Forage Sorghum Management

February 29, 2024


Forage sorghums are a great alternative to corn silage because they can range from 6 to 14 feet tall and can equal corn in terms of feed value. Sorghum crops typically require less water than corn, so they can fit a broader environment to provide silage for livestock.1

2012 Sweet Sorghum
Figure 1. Forage sorghum.

Seeding Rates
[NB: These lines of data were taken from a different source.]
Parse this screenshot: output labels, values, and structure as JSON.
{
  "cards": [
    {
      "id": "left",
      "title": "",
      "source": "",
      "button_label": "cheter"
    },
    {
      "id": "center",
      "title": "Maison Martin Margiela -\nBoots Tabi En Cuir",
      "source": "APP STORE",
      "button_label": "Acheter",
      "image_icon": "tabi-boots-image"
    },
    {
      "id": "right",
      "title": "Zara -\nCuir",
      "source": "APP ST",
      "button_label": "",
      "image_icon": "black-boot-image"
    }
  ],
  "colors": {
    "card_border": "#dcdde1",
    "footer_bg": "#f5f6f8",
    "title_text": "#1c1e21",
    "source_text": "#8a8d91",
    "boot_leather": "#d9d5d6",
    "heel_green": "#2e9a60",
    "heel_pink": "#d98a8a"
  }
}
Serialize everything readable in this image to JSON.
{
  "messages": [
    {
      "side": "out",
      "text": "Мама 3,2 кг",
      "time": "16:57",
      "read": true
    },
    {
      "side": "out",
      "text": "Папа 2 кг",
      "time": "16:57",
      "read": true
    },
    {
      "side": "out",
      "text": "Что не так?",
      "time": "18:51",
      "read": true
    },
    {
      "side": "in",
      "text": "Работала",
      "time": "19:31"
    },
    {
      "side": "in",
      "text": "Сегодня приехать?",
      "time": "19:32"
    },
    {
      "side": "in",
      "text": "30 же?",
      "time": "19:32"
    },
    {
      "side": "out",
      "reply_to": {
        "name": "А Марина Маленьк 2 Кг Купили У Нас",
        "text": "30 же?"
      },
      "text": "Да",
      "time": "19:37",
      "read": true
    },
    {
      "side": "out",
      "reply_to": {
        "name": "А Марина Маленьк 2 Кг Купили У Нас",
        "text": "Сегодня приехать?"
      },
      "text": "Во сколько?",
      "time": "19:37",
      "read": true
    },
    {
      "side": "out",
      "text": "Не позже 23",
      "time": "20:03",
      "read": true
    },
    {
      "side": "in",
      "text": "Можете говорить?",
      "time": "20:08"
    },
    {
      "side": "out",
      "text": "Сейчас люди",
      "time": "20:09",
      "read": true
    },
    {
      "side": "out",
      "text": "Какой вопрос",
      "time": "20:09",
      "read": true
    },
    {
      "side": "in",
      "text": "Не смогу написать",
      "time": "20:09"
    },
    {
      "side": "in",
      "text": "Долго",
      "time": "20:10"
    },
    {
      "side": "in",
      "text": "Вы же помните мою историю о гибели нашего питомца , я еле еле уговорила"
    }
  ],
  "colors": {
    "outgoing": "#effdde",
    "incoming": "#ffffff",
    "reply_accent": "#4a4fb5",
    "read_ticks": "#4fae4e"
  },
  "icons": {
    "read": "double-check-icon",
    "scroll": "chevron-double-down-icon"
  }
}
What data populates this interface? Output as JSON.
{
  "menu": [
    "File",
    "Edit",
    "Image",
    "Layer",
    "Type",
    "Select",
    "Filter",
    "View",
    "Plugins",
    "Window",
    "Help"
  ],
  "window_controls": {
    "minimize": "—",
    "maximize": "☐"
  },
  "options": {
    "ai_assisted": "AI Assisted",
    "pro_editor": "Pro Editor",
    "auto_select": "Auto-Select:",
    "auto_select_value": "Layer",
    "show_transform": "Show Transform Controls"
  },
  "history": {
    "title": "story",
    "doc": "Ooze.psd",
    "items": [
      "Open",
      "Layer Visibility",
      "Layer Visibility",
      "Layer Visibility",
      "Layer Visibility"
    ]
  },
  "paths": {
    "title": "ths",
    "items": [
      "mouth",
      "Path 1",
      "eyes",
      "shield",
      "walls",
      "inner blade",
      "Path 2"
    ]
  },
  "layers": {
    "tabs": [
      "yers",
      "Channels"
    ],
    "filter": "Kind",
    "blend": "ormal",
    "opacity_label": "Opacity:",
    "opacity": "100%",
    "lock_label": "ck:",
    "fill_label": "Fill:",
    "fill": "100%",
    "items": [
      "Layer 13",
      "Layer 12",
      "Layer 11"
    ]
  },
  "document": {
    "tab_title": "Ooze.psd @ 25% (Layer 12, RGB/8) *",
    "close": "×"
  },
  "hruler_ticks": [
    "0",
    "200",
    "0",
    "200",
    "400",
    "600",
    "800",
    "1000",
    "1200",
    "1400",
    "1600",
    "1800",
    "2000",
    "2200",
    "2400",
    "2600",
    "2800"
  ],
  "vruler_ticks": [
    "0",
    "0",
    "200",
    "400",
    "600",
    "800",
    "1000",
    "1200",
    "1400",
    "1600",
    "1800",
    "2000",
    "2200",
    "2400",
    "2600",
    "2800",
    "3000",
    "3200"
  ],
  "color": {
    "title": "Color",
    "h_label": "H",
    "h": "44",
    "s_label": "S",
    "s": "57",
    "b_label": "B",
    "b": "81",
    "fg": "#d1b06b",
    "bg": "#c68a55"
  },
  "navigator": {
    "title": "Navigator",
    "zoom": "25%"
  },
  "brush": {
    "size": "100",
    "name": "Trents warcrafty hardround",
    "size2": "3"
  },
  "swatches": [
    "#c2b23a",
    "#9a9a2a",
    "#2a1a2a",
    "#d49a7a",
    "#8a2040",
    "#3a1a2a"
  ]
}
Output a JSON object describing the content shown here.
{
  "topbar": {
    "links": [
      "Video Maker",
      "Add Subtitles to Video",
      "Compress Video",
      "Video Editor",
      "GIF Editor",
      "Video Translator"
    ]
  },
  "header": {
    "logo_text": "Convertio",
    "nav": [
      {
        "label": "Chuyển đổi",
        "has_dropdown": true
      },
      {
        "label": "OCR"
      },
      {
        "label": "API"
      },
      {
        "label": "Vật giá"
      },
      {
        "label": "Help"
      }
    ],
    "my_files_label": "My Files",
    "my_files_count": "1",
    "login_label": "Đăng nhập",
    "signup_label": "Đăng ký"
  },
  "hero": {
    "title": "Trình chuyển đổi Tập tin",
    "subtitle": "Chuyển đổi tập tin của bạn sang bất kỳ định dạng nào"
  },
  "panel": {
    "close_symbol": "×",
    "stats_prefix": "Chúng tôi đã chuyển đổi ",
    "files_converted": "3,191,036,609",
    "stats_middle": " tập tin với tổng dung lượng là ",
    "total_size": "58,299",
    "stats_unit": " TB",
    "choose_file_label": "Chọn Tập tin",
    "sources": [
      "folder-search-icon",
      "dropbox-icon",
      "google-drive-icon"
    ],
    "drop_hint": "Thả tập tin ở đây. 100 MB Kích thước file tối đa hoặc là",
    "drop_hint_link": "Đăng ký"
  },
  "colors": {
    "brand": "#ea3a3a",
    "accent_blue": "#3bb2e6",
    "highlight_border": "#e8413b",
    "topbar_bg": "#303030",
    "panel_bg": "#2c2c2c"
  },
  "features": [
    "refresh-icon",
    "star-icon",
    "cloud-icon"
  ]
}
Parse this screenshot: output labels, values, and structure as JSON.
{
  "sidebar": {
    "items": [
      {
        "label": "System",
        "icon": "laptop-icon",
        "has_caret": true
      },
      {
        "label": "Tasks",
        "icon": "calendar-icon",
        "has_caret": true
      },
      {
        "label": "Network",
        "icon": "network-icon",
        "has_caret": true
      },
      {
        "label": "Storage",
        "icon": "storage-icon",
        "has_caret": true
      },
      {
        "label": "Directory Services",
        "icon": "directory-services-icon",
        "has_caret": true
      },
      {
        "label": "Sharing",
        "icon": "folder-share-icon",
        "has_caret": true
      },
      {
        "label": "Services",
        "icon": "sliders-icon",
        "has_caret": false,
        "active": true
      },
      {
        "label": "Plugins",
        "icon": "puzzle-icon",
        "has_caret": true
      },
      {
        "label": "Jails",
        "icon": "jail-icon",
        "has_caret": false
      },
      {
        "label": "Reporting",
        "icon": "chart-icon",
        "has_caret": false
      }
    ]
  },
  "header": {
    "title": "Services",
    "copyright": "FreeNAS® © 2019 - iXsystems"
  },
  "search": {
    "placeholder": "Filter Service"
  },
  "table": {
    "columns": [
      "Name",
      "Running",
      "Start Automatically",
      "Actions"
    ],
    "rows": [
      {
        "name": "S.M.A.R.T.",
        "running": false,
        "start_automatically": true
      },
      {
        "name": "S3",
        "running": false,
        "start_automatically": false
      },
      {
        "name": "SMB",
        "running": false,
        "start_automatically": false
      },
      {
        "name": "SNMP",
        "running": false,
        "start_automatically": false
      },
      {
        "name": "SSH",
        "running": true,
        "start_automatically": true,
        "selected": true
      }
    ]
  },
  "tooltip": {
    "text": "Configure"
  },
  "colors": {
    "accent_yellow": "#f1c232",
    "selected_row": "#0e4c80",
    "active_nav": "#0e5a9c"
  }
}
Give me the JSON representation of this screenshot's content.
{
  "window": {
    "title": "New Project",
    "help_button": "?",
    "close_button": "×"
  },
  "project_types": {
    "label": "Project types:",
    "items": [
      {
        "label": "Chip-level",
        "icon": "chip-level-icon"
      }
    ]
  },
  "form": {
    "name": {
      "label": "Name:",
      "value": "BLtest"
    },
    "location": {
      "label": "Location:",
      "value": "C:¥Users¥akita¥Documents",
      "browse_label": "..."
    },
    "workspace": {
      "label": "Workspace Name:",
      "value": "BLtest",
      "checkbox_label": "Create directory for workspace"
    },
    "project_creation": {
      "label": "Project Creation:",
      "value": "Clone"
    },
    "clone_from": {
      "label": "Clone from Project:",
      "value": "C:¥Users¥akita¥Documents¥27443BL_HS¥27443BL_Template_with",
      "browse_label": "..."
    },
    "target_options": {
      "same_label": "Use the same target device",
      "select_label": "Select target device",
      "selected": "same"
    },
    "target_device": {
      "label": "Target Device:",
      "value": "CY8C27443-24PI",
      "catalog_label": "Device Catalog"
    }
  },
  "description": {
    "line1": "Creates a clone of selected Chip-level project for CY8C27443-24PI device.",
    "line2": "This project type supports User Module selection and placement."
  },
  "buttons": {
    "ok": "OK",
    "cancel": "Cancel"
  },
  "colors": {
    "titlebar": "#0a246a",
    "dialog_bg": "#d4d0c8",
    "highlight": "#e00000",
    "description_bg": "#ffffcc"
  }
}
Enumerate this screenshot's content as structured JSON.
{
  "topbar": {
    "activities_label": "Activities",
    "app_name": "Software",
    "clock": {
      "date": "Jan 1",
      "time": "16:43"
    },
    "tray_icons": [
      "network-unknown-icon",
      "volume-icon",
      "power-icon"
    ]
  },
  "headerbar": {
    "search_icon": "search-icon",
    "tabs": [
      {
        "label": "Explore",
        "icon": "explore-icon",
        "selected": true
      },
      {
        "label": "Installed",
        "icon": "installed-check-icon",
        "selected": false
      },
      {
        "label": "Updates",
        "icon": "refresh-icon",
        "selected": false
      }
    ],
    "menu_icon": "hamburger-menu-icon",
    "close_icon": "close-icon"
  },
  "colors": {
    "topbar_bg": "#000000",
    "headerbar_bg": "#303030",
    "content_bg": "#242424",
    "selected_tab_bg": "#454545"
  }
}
Forage sorghum seeding rates vary based upon the environment and yield goals. Dry areas may plant five pounds per acre while areas with irrigation or ample rainfall may plant up to twelve pounds per acre.2 The establishment goal is to maximize final population; therefore, it is important to understand the seed size of the selected product and translate the pounds per acre to intended plants per acre. Since seed sizes can vary greatly between products, it is important to consult the label prior to setting the planter. Ideal plant populations range from 30,000 to 120,000 plants per acre.1

Forage sorghum emergence and vigor tends to be weaker than corn; therefore, increasing planting rates beyond the final intended stand can help aid in population establishment. An understanding of soil moisture, soil temperature, and the weather forecast can help determine planting-time soil conditions and be a guide to deciding the seeds to plant to obtain the desired final stand.3 Silage quality is also partially influenced by seeding rate. Lower planting rates result in plants with thicker stalks. This can increase silage yield, but thinner stalks are preferable for higher quality silage.1

Weed Control

Sorghum has fewer herbicide choices than corn or soybean. As a result, a pre-determined weed control strategy can help increase yield potential. Starting with a clean field prior to planting is the first step. A good pre-emerge program helps reduce competition from weeds during early vegetative growth stages. Selecting a product with safened seed allows the use of metolachlor. Atrazine is the only option if the seed is not safened.2 When the barrier of the pre-emerge herbicide begins to weaken, post emergence options are available. As with any herbicide application, read and follow all label directions.

Cultural weed control can also be implemented. Narrow rows can help reduce the time needed for canopy closure which can help reduce weed competition. With wider rows, cultivating early in the growing season can help reduce weed populations.3 Problematic weeds, such as Johnsongrass or shattercane may be controlled prior to planting to reduce competition or may be managed during crop rotation.1


Harvesting forage sorghum for silage should occur during dough stages. Earlier dough stages help increase the nutrient value of the feed, though harvest of later dough stages may lead to less storage loss.1 Many producers’ swath the sorghum silage crop to wilt the crop to an acceptable moisture content. A chopper with a pickup attachment is used to harvest the crop. This harvest method can be used for forage and grain type sorghums. If the product doesn’t produce grain, harvest may occur after a killing frost to help maximize yield potential.4 However, if there are a lot of acres, waiting may not be an option.

The moisture content target for silage varies by silo type. For a bunker or pile type, moisture content can vary between 70% and 75%.2 For an upright silo, moisture content should be 70% or less depending on the silo type to keep the silage from seeping moisture out the bottom of the structure. The lost moisture through seepage causes the silage to lose soluble carbohydrates (quality) and can damage the silo. Setting equipment to obtain the proper chop length influences the feed value and storage stability of the silage. Most custom choppers offer the option to have the silage run through a processor on the chopper to break up the sorghum kernel which increases the cattle’s ability to digest the kernel starch better. Shorter chop lengths promote better packing to help reduce losses and are associated with lower ADF (acid detergent fiber) levels.

Mark Bartel
Channel Agronomist


1Marsalis, M.A. and Bean, B. 2010. Western forage production guide. United Sorghum Check Off Program. westforageguideforweb092611.pdf (

2Pryor, R., Anderson, B., and Hay, P. 2013. Tips for growing forage sorghum. CROPWATCH. University of Nebraska-Lincoln.

3Forage sorghum seeding tips. 2018. Hay & Forage Grower. Forage Sorghum Seeding Tips | Hay and Forage Magazine

4Undersander, D. 2003. Sorghums, Sudangrass, and Sorghum-Sudan Hybrids. Focus on Forage. University of Wisconsin-Madison. Sorghums, Sudangrass, and Sorghum-Sudan Hybrids – Team Forage (